Colm Keys: Time still on Walsh's side to make his mark with Kingdom
Published 29/04/2016 | 02:30
Look back at the final minutes of the All-Ireland final between Kerry and Dublin and Tommy Walsh is on the sideline beside manager Eamonn Fitzmaurice busying himself like a man who is ready to come in.
At that point Kerry had already used their maximum of six substitutes. Unless there was a blood substitution required in the four minutes of injury-time that was played, the opportunity for introducing Walsh was gone.
As meticulous an operation as Kerry would not get their figures wrong on that count but Walsh warmed up anyway. It was a curious one but then probably in keeping with the nature of a 'second coming' that has failed to get off the ground.
Of all the rumours to emerge from the Kingdom in the days after that defeat, Walsh's frustration seemed the most plausible. He had played just 13 minutes of Championship football (excluding added time), three at the end of the opening Munster Championship match against Tipperary, 10 more at the end of the All-Ireland quarter-final rout of Kildare.

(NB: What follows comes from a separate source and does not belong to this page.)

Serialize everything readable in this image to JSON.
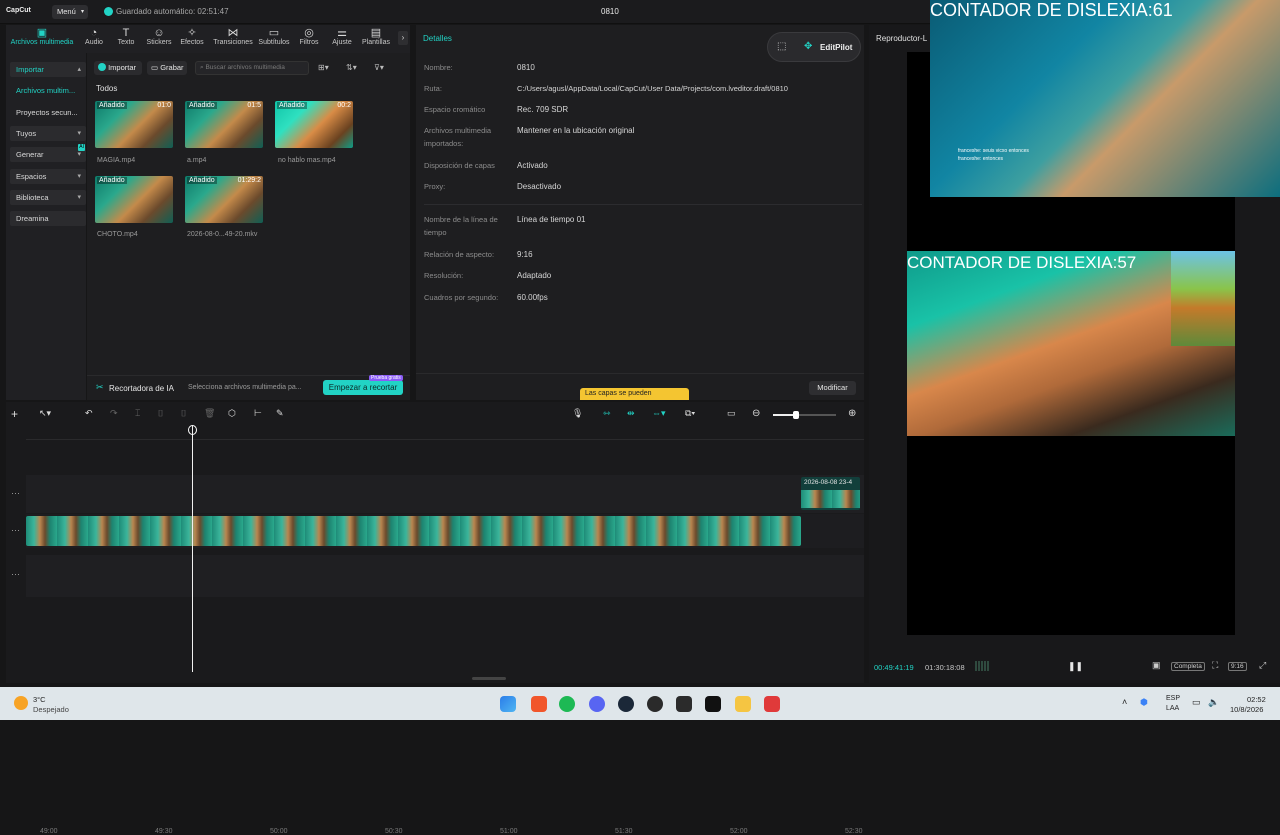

The latter was an impressive cameo that suggested more to come. He caught three kick-outs cleanly, he was fouled beneath a fourth. Granted Kildare were in disarray at that stage but Walsh had left a calling card. It would be his last action for Kerry in 2015 though.
Having played a part in all seven league matches earlier in the year, starting one against Derry, opportunities thinned out.
In the off season it was clear that a greater focus would be placed on integrating Walsh and he started the first two League games against Dublin and Roscommon. His contributions in either game, chiefly from full-forward but further outfield at times too, did not stand out. For the third game he was a late substitution against in Newry, but an injury after that sidelined him, and his only other appearance came at the tail-end of the game against Cork.
On Sunday against Dublin he wore No 25. Again six subs went in ahead of him, this time there was no Anthony Maher and James O'Donoghue who will skip the queue when they return from injury in the coming weeks. Johnny Buckley may not have been fully fit either so he stayed put.
Put it all together, as he did, and Walsh quickly came to the conclusion that there was little point in hanging around. With everyone fit he was somewhere close to the mid-20s in the pecking order.
For a 28-year-old with five seasons as a professional sportsman behind him that's a difficult place to be.
In the current climate that prevails in Kerry after last weekend, the management will take some flak for failing to integrate a player of Walsh's dimensions and obvious ability since his return from AFL.
But the 3D-vision that the management team have at training week in and out isn't open to eyes outside the camp and, with so much emphasis placed by Kerry on training ground form, the evidence may have been there before them.
Walsh has not looked like the player that left for Australia in the aftermath of a four-point contribution to Kerry's All-Ireland success over Cork in 2009.
A serious hamstring tear that took part of the muscle off the bone - something similar to what ultimately finished Paul O'Connell's rugby career at last year's World Cup - has clearly had an impact. Injuries like that have the potential to change the mechanics of an athlete's stride.
The game he left behind in 2009 is a more dynamic, fast-moving one. For sure, there's still a place for a player of his specifications but not a quantity of them.
Sadly, Walsh hasn't been able to rediscover his 2009 form to force his case sufficiently but many observers feel he was entitled to more game-time.At 28 he still has plenty of time and Kerry might just be glad to see him around next February.